Records from a data collection:
--------------------------------

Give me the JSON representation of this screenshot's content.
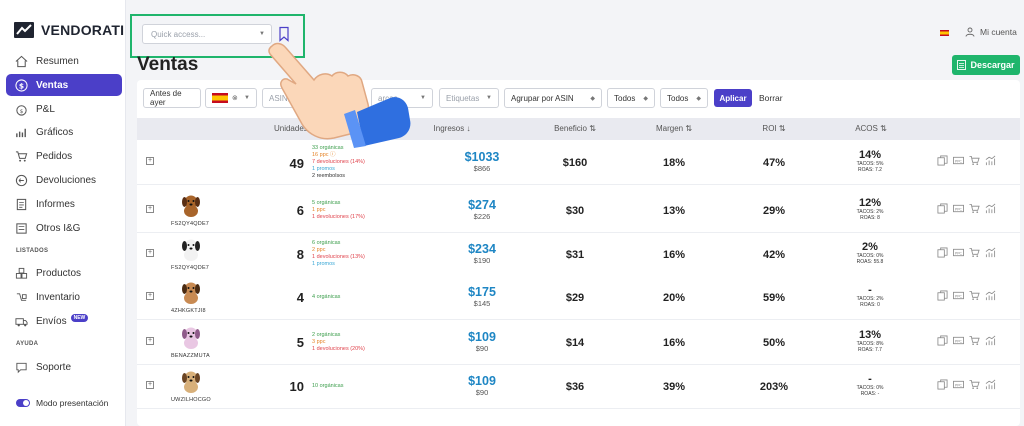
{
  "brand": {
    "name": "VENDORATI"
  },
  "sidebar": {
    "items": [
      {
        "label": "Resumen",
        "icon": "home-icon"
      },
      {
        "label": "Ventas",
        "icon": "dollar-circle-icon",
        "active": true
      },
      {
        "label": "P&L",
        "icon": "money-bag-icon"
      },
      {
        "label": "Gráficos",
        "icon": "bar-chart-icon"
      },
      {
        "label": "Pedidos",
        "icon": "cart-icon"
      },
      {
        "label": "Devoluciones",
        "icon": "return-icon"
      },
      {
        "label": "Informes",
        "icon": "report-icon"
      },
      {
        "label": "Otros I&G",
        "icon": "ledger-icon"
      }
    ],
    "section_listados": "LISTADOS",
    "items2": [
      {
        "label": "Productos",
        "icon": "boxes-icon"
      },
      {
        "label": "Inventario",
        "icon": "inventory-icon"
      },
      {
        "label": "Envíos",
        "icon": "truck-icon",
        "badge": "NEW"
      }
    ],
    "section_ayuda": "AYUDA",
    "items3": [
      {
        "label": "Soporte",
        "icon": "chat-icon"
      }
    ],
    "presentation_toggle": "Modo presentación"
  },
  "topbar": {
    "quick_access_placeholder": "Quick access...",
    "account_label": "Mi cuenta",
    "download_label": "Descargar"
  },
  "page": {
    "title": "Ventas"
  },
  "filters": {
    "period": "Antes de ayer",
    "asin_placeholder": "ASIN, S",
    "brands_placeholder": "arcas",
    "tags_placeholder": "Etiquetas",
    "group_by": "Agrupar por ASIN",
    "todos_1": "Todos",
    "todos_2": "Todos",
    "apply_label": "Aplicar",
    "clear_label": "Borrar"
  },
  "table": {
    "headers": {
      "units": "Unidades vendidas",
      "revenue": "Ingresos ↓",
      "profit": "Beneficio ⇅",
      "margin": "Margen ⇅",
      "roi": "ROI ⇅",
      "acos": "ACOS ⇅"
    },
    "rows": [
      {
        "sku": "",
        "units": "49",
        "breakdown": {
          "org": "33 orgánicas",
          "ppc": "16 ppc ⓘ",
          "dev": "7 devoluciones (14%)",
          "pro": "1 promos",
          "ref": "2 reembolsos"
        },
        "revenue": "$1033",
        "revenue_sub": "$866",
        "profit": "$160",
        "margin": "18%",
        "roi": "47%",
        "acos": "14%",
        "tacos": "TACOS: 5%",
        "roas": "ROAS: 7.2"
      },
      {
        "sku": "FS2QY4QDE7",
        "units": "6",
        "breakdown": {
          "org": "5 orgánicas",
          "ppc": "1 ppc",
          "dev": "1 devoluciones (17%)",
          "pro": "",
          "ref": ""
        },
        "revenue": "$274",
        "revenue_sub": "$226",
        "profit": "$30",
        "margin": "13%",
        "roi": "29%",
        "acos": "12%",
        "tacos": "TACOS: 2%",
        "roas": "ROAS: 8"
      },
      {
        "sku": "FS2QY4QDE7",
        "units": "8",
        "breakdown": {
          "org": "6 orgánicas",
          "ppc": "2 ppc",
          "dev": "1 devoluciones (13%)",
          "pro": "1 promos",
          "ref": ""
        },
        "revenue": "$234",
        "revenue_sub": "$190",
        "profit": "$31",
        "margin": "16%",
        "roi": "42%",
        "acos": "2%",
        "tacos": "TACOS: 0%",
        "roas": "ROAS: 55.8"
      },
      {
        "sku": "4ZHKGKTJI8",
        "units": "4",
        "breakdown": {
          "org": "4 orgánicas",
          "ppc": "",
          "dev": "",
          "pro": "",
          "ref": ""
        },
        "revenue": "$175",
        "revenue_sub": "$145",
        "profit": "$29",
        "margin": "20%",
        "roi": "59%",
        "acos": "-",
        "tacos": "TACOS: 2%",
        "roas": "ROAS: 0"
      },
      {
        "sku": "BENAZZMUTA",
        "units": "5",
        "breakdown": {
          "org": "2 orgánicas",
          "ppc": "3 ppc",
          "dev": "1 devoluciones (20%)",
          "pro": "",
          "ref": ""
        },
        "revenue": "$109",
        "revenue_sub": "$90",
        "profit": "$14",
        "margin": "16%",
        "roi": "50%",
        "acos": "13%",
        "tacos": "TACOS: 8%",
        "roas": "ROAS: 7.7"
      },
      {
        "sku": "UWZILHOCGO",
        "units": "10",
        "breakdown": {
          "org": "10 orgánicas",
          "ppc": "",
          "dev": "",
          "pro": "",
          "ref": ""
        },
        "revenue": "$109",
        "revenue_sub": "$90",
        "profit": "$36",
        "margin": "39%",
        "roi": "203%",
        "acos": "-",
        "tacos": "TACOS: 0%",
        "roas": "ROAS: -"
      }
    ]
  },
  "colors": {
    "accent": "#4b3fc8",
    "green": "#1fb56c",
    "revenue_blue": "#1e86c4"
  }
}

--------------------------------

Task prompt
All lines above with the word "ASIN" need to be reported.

Reply
    "asin_placeholder": "ASIN, S",
    "group_by": "Agrupar por ASIN",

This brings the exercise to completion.